I can't separate seeing MYSELF in the mirror from that saggy face with bags under the eyes, wrinkles, down in the mouth, hair sticking out the nose, unshaven, white hair. If the image were someone else, I'd have a very different feeling about it from when it's me. When it's me, all those wrinkles smooth away, the bags under the eyes are gone. It's me I'm looking at, the center of the universe, not some ugly face of a nutcase old turd that never got it. In a way, I kinda got it. Stay out of everything. Often I think of Jr saying, "A man can get in trouble just sticking his finger out the door." Isn't it so. And I always remember what his daddy told him, Stay away from important people. Sound counsel. It resonated all through me when Jr told me that. I already had found that to be the best way by trial and error, but didn't see it so succinctly in such a few words. Important people have to rely on denial and self-deception in order to be an important person. Important people cannot allow themselves spontaneous expression of feeling, either sorrow or joy. Important people can't be seen as real people or they're not important any more. So they have to be fake people, pretending not to be having affairs, pretending not to be bought, pretending to be interested, pretending to care.

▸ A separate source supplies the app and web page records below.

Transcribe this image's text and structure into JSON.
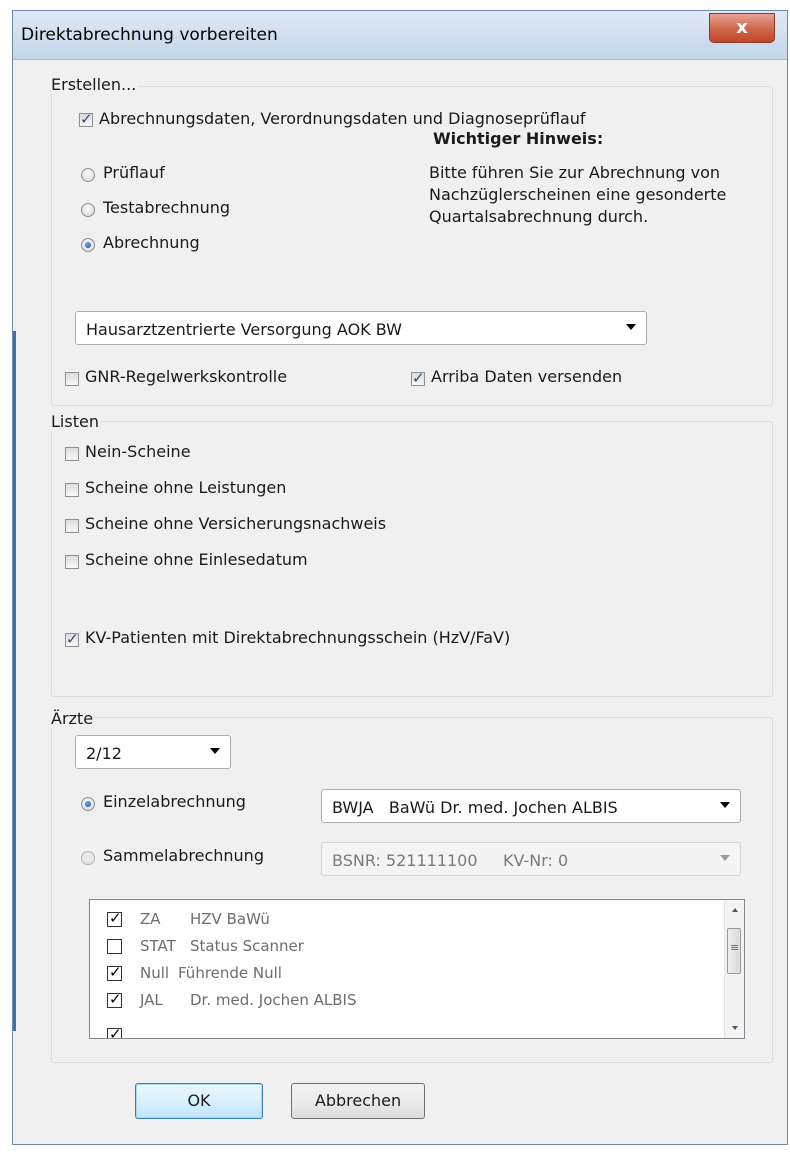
{
  "dialog": {
    "title": "Direktabrechnung vorbereiten",
    "close_label": "x"
  },
  "erstellen": {
    "label": "Erstellen...",
    "data_checkbox_label": "Abrechnungsdaten, Verordnungsdaten und Diagnoseprüflauf",
    "data_checkbox_checked": true,
    "radios": [
      {
        "label": "Prüflauf",
        "checked": false
      },
      {
        "label": "Testabrechnung",
        "checked": false
      },
      {
        "label": "Abrechnung",
        "checked": true
      }
    ],
    "hint_title": "Wichtiger Hinweis:",
    "hint_lines": [
      "Bitte führen Sie zur Abrechnung von",
      "Nachzüglerscheinen eine gesonderte",
      "Quartalsabrechnung durch."
    ],
    "contract_select": "Hausarztzentrierte Versorgung AOK BW",
    "gnr_label": "GNR-Regelwerkskontrolle",
    "gnr_checked": false,
    "arriba_label": "Arriba Daten versenden",
    "arriba_checked": true
  },
  "listen": {
    "label": "Listen",
    "items": [
      {
        "label": "Nein-Scheine",
        "checked": false
      },
      {
        "label": "Scheine ohne Leistungen",
        "checked": false
      },
      {
        "label": "Scheine ohne Versicherungsnachweis",
        "checked": false
      },
      {
        "label": "Scheine ohne Einlesedatum",
        "checked": false
      }
    ],
    "kv_label": "KV-Patienten mit Direktabrechnungsschein (HzV/FaV)",
    "kv_checked": true
  },
  "aerzte": {
    "label": "Ärzte",
    "quarter_select": "2/12",
    "einzel_label": "Einzelabrechnung",
    "einzel_checked": true,
    "einzel_select": "BWJA   BaWü Dr. med. Jochen ALBIS",
    "sammel_label": "Sammelabrechnung",
    "sammel_checked": false,
    "sammel_select": "BSNR: 521111100     KV-Nr: 0",
    "doctors": [
      {
        "code": "ZA",
        "name": "HZV BaWü",
        "checked": true
      },
      {
        "code": "STAT",
        "name": "Status Scanner",
        "checked": false
      },
      {
        "code": "Null",
        "name": "Führende Null",
        "checked": true
      },
      {
        "code": "JAL",
        "name": "Dr. med. Jochen ALBIS",
        "checked": true
      },
      {
        "code": "",
        "name": "",
        "checked": true
      }
    ]
  },
  "buttons": {
    "ok": "OK",
    "cancel": "Abbrechen"
  }
}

I'll take working people to live among, people who can't afford to live fake lives pretending to be something they're not. I love it that in the mountain old time religion churches it's ok for a man to cry, to openly bawl his baby eyes out. Everyone in the church feels it with him instead of talking about him later in judgmental terms. Sure, the working people can get out of control, get drunk, fight, wreck cars, carry guns, be emotionally unpredictable and loud. But it's real. Maybe they haven't learned enough self-control, I don't know. But I like that the people I live among are straight on who they are, not aggressively, just at home in themselves. No concern that somebody might see them someplace they hadn't oughta be unless it's a wife. No need to keep what you think to yourself unless it might hurt somebody. You don't have to worry about what people think of you, because you already know and don't care. People are going to think what they think. Half will be for it and half will be against it, whatever it is.
Pardon all my generalizations. Just my shorthand way of connecting the dots. It just now came to mind, a memory of a friend invited to the White House for dinner in the time of Reagan. When he told me he was invited, just to rib him, I said, "You're not going, are you?" It was one of those moments like when a cat gets a kick out of making another cat jump. He visibly jumped. Of course he was going. It would have been a predicament for me, because I'd have had to decline. But there would never be an occasion that I'd be invited unless it would be for Humor the Delusional Day. It makes me laugh to think I even have considered what I'd do if invited, like there was ever a chance of it, and like I'd want there to be the chance to be regarded a potential assassin by bodyguards all over the place, looked at like a minor wimp by guys prepared to take a bullet for the Pres. I'll be happy in my little old log cabin in the lane.